This activity is self-explanatory for elementary school children. Students come up and explain something they like. For middle and high school students have them discuss an idea they have, a person they find interesting, something along those lines.
Bust that Bullying
The best way to beat bullying is to pre-empt it with awareness activities. For elementary school kids an anti-bullying presentation might suffice. However, for middle schoolers and high schoolers I would recommend having the students prepare their own presentations on the topic.
Talk it Out
Again we focus on the power of words, specifically in a discursive setting. We want students to be talking about issues here – for elementary school kids this will be a simple case of talking about how a visual stimulus makes them feel. For older students, use the debate technique of “yes but”. One students states an opinion, and another has to reply “yes but” and provide some kind of rebuttal to their statement.

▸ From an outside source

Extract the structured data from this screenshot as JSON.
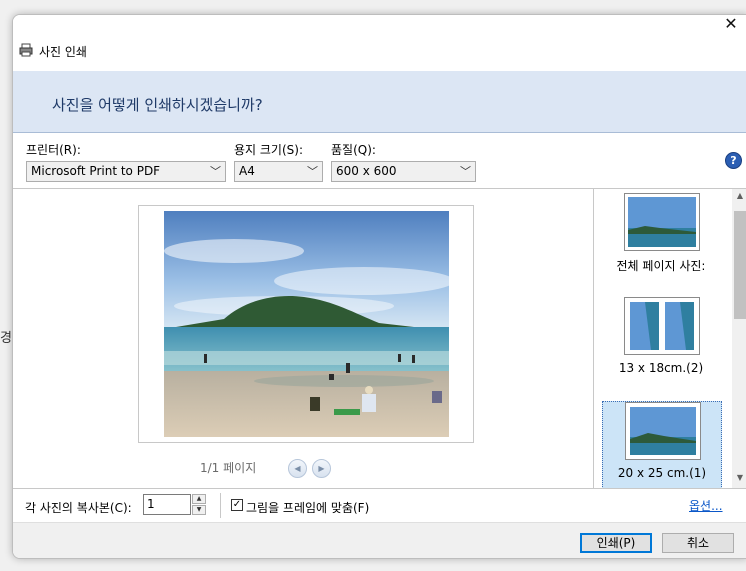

Do the Right Thing
This is one of the choice-based character building activities. Create a choose your own adventure style slide show with hyperlinked slides and pathways, with a right choice driving the story forward. Once again, more complex choices can be given to older students.
For this, have students in groups write a list of things they are thankful for. For older students you should have them add who they are showing gratitude to for each thing.
Recipe for Success (recipe for what good character looks like)
Bring a cake into the classroom. Have students tell you what they think goes into the cake (for each correct answer reward with a small half slice of cake). Then, transpose this idea onto a drawing of a person, labeled “good person”.
You can add complexity for older kids by using more difficult concepts like “hero” or “good role model”.
This is Me
This character building activity is similar to the show and tell one beforehand. Tell students to think of something they like, or they feel represents them (this is better for older students) and to draw it on the board. The other students have to guess what it is (a la pictionary). For older students, a good variant on this is a charades-style game.
In conclusion, there is a whole host of different character building activities you can use for different class ages. I would most recommend the Power of Words and Strength building activities.